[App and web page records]
------

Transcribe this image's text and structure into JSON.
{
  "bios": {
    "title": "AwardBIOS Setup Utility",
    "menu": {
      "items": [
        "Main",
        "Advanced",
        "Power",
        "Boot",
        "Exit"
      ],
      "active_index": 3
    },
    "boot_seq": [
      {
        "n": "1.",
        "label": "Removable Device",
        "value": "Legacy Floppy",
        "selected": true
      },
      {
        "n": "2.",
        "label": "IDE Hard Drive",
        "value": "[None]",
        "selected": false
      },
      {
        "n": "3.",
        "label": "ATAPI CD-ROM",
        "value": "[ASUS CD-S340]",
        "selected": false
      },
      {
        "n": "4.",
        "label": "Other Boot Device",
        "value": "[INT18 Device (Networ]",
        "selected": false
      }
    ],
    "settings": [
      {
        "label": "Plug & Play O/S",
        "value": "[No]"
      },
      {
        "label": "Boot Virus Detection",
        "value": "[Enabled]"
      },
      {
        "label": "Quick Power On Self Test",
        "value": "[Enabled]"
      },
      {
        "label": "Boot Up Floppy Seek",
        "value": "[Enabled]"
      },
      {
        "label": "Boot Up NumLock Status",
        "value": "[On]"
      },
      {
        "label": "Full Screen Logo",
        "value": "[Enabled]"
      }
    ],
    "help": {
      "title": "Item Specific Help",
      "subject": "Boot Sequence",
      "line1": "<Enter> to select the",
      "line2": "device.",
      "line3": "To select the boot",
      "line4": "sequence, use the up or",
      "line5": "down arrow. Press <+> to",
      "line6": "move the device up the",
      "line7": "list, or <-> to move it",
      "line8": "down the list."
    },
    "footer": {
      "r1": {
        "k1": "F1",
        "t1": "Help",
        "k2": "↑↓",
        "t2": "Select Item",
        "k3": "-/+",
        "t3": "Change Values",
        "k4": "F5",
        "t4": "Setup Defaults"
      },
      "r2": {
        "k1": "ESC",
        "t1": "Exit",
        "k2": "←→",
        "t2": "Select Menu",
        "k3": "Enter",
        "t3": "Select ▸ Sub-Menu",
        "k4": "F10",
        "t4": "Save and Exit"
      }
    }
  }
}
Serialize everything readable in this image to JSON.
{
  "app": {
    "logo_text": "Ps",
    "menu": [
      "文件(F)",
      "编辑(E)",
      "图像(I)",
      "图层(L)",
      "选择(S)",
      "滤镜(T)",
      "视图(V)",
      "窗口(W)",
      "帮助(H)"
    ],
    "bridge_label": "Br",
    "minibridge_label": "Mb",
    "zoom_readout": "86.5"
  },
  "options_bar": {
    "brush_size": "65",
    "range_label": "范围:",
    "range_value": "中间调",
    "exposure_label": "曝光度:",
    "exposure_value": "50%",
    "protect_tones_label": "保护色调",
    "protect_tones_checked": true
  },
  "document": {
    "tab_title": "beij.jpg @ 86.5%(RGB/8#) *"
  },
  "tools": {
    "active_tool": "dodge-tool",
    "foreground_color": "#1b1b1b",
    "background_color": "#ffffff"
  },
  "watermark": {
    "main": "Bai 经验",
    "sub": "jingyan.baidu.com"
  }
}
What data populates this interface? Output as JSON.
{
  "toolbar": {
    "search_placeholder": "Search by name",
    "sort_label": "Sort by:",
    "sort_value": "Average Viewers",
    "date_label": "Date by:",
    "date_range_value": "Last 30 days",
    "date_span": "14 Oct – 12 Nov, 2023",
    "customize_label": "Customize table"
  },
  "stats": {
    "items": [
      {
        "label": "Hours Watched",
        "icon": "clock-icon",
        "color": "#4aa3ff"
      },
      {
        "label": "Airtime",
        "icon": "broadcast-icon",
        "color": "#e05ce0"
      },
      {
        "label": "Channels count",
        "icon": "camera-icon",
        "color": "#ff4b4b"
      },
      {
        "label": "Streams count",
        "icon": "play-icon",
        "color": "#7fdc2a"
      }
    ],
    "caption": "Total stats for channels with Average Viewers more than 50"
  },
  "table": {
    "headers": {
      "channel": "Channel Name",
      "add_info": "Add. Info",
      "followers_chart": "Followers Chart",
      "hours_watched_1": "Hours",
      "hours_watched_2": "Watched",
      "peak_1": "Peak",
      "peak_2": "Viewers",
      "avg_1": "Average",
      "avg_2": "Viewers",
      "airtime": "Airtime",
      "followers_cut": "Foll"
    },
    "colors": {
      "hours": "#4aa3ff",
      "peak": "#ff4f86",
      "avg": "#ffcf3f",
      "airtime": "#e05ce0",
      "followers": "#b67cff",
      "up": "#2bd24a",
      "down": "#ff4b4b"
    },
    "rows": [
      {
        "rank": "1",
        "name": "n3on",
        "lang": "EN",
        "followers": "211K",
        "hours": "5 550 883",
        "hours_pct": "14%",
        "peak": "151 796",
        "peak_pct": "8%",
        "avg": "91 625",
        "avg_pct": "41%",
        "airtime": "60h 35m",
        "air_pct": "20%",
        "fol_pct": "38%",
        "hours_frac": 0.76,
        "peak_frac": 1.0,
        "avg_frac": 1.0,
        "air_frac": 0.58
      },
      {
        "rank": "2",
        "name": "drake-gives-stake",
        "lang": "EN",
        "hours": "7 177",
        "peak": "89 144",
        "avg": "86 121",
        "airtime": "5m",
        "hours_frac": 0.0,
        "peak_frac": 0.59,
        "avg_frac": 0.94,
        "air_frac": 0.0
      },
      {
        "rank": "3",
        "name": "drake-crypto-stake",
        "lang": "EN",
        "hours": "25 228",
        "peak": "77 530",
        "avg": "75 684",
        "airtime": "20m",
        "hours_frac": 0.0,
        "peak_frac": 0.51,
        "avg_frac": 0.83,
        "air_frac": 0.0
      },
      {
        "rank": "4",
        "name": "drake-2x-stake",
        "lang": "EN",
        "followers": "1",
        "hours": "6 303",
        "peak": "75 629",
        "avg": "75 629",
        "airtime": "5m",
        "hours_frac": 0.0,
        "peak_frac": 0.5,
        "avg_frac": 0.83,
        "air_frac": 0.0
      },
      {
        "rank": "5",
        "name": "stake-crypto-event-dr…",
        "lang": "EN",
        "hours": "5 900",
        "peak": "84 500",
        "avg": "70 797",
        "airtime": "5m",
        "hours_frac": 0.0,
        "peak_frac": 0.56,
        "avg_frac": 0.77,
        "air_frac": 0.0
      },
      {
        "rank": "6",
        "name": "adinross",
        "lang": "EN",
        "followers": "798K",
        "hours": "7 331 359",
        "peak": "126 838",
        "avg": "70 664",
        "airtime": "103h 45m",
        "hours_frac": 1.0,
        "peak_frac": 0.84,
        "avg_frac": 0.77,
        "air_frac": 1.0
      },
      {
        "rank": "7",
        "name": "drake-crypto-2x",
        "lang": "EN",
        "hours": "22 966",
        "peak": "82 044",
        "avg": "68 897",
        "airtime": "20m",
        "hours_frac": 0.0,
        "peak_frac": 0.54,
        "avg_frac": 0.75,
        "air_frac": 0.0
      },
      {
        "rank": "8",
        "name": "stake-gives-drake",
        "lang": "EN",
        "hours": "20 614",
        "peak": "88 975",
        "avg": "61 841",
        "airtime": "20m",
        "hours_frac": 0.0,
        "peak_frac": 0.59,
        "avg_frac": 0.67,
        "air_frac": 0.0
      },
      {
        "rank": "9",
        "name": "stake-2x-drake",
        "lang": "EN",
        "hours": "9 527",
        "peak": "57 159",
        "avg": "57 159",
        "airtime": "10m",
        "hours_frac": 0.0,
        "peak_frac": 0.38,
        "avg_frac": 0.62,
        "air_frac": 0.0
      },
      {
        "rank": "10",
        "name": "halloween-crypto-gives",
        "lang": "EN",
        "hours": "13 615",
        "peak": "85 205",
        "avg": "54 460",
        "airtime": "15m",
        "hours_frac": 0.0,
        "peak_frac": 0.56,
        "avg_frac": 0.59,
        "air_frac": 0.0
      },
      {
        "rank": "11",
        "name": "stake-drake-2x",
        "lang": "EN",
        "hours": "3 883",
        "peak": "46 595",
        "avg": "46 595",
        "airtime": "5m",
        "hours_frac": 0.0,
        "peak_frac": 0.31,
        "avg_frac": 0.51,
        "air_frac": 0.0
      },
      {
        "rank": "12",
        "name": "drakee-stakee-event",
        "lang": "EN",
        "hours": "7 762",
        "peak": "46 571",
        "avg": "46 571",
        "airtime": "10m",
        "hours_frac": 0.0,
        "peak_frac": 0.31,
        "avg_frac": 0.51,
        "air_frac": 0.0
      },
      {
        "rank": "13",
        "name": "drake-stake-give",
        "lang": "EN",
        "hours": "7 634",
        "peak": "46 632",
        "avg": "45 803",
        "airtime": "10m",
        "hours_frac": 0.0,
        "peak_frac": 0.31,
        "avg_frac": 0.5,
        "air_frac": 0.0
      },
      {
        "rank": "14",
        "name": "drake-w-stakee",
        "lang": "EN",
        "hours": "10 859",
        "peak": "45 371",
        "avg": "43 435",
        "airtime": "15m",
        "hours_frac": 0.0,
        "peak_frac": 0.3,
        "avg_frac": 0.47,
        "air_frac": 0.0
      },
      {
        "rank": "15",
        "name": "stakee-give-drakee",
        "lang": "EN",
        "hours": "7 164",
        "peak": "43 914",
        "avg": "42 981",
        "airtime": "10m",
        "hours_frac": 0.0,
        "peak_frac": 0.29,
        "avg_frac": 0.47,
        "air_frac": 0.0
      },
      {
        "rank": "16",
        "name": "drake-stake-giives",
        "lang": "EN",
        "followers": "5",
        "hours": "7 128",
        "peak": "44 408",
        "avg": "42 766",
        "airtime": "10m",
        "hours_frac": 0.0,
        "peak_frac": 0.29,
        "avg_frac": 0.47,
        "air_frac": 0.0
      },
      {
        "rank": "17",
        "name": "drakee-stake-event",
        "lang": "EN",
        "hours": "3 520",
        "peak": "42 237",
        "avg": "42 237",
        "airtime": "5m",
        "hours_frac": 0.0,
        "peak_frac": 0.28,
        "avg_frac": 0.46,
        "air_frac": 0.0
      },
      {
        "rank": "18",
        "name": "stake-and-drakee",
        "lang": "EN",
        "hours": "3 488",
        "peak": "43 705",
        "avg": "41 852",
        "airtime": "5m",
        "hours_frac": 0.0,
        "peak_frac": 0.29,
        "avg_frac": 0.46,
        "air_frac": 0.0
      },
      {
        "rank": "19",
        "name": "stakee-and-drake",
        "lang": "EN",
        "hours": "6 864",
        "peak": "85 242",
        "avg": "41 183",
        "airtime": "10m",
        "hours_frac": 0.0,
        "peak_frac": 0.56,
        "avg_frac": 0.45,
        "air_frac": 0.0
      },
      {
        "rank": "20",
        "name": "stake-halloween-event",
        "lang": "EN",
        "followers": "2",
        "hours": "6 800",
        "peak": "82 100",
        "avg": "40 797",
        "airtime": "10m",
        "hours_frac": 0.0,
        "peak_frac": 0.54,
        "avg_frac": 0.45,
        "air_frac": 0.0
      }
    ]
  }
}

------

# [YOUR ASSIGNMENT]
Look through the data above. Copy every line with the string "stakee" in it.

# [EXERCISE ANSWER]
        "name": "drakee-stakee-event",
        "name": "drake-w-stakee",
        "name": "stakee-give-drakee",
        "name": "stakee-and-drake",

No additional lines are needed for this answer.